P-64

P-64, The Culvert Cat
P-64, the Culvert Cat

National Park Service

 

P-64: The Culvert Cat

Male | Estimated to be 3-4 years old | Dead

We recently discovered the remains of P-64, known as the "Culvert Cat," an approximately four-year-old male mountain lion who survived the Woolsey Fire, but died a few weeks later. His cause of death is not known, but his paws were visibly burned.

When the fire first broke out on the afternoon of November 8, 2018, P-64 was in the Simi Hills, north of Oak Park. He continued to travel throughout the Simi Hills for the next few days, covering several miles before then hunkering down in a remote area. Our biologist located P-64 on November 26 with a telemetry device in an unburned portion of the Simi Hills. This boosted hopes that P-64 may have been on a kill and surviving.

The last GPS point transmitted by the collar was on November 28, but the collars commonly go multiple days without connecting to the satellites and transmitting points. Our biologist hiked in to the location of the last GPS point on December 3 and found P-64’s remains nearby. He appeared to have been dead for a few days.

P-64 was first captured in February 2018 in cooperation with The Boeing Company at the Santa Susana Field Laboratory in the Simi Hills and fitted with a GPS collar. The following day, he headed south and
crossed the 101 Freeway using a culvert in the Liberty Canyon area. He stayed for a few days and then headed back north again and went on to cross Highway 118 twice. He crossed the 101 south again, which marked five freeway crossings in 14 days of GPS monitoring!

Although DNA testing is still needed for verification, he is the suspected father of four female kittens born in May of 2018. During his short life, the "Culvert Cat" made a name for himself by using the storm drain at Liberty Canyon multiple times and during our nine months of tracking him, he crossed the 101 and 118 Freeways more than 40 times! P-64 is only the fifth mountain lion documented to have crossed the 101 Freeway, and just the second, after P-12 in 2009, to come into the Santa Monica Mountains from other natural areas to the north.

His home range consisted of the northern Santa Monica Mountains, the Simi Hills, and the Santa Susana Mountains.

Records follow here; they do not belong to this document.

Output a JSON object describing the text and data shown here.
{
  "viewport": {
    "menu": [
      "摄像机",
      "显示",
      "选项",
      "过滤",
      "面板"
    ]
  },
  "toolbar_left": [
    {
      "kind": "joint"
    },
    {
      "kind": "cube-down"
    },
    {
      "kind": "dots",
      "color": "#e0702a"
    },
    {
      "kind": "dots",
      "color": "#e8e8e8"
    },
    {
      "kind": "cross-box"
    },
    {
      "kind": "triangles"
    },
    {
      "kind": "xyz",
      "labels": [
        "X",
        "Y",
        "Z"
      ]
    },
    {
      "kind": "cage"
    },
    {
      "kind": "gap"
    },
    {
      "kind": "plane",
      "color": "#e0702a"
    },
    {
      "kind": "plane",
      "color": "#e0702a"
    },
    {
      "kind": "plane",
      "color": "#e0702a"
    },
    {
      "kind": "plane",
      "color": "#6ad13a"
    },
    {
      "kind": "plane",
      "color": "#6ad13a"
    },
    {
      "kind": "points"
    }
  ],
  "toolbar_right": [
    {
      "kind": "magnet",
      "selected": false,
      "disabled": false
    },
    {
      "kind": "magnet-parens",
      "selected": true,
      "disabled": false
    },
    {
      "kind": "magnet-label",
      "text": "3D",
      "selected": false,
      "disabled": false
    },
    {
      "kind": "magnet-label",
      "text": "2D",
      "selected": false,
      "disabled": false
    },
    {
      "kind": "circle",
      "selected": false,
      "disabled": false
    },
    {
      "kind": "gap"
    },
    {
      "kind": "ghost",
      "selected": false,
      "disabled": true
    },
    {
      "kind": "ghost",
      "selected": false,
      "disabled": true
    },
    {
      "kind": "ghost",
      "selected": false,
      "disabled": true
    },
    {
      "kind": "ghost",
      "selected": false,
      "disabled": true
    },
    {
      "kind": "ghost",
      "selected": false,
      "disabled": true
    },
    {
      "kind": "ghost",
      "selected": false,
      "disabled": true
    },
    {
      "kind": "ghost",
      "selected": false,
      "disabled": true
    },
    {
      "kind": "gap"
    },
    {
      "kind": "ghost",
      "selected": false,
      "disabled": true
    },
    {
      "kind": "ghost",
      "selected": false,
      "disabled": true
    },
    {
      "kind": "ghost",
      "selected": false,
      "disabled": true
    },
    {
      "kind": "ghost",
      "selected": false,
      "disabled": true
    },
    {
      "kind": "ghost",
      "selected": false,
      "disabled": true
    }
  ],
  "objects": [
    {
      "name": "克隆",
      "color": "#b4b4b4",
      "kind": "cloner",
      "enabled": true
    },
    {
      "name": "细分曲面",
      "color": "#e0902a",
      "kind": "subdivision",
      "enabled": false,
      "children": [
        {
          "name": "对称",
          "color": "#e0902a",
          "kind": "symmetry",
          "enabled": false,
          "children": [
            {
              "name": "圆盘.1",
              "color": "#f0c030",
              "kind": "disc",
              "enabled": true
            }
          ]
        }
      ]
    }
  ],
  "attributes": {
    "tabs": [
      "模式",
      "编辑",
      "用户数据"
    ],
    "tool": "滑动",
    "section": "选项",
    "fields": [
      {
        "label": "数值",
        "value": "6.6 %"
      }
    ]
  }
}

The California Department of Fish and Wildlife will conduct a necropsy.

 

Last updated: December 7, 2018

Contact the Park

Mailing Address:

26876 Mulholland Highway
Calabasas, CA 91302

Phone:

(805) 370-2301

Contact Us